                    mikeymike makes an excellent point here. Although Pfitz would normally have you do your LT pace miles without any breaks, I think you would be better served by breaking them into intervals. So if you have a 8/4 LT run (for example), then break the 4 LT miles into 4x1 with 90sec recovery, or maybe 2x2 with 2 min recovery. You will probably find that the workouts are a little less taxing if you do them as intervals, but, you don't lose much (if any) of the benefits.
                    How To Run a Marathon: Step 1 - start running. There is no Step 2.
                      I apologise if I'm just repeating what others have said earlier but I'm not completely certain what each of these marathon plans that people talk about consist of. Never been a big reader of training books. I would say for a goal of breaking 4 hours in your first marathon, building up the mileage steadily and building up the length of the longest run during the week steadily would probably be the most important things. As far as speekwork is concerned, I wouldn't worry too much about intervals, especially when building up the workload. Although I do agree that a couple of sets of strides per week are useful as long as they're done relaxed and on a forgiving surface such as grass. My best advice for a first marathon would be to enjoy it and use it as an experience, you'll know a lot better how to approach things once you've done it all once. I've only done one marathon and it was a rather unpleasant experience, a huge positively split affair. So maybe my advice isn't really worth much Tongue. Good luck with the training.
                        I I just did a 10K today and I was disappointed with my time. I'd like to get a bit faster. .
                        You need some speed dude, seriously. To get it you got to do it. Looking at your log and the time you starting running, you've put in the base miles. Enough already with the easy days. I started in Sept. and I haven't built up the miles per week as you have{just now reaching 20mpw}, but I've built in speed into my training since 1/1. My goals are different, yes{5k-10k this year, 1/2m maybe in Dec.} but we both want to go faster, Right! So have 1 day solely Speed/High Intensity{fartlek,repeats,intervals} Another day, Medium Intensity{LT,Tempo,Hills}. The rest do easy, but there should be 1 to 2 miutes difference in pace between your easy days and intense ones. You must condition yourself to tolerate faster pace to achieve going faster. Not the same pace for all runs, all the time. Good luck Derek. Just keep them short, but extend yourself. Put forth the EFFORT and you will see some marked improvement. Rest more often also. Smile

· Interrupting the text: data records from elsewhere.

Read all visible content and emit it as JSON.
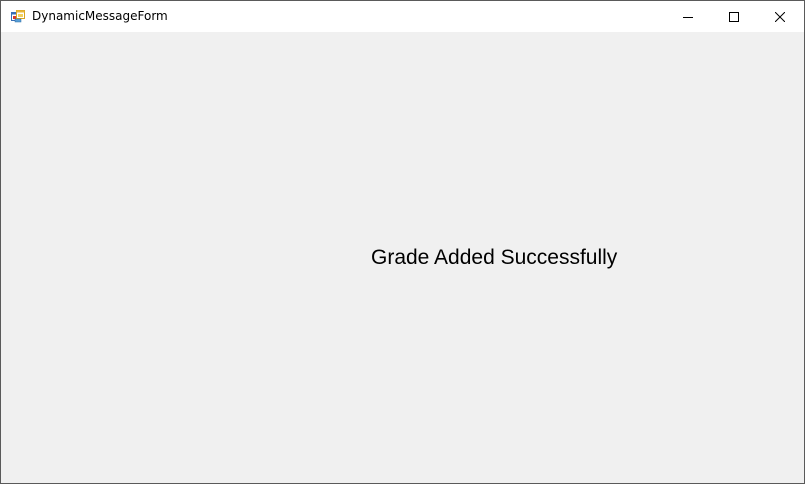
{
  "window": {
    "title": "DynamicMessageForm",
    "icon": "form-app-icon",
    "controls": {
      "minimize_icon": "minimize-icon",
      "maximize_icon": "maximize-icon",
      "close_icon": "close-icon"
    }
  },
  "client": {
    "message": "Grade Added Successfully"
  },
  "colors": {
    "titlebar": "#ffffff",
    "client_background": "#f0f0f0",
    "border": "#5a5a5a",
    "text": "#000000"
  }
}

                        Ricky

                        —our ability to perform up to our physiological potential in a race is determined by whether or not we truly psychologically believe that what we are attempting is realistic. Anton Krupicka

                          You need some speed dude, seriously. To get it you got to do it. Looking at your log and the time you starting running, you've put in the base miles. Enough already with the easy days. I started in Sept. and I haven't built up the miles per week as you have{just now reaching 20mpw}
                          I guess I've been concentrating on just builidng base miles which seems to be the general recommendation for beginners. It also helps that I was (still am) working on losing weight and since you pretty much burn the same calories per mile regardless of speed, the more miles I run, the more calories I burn.
                          Derek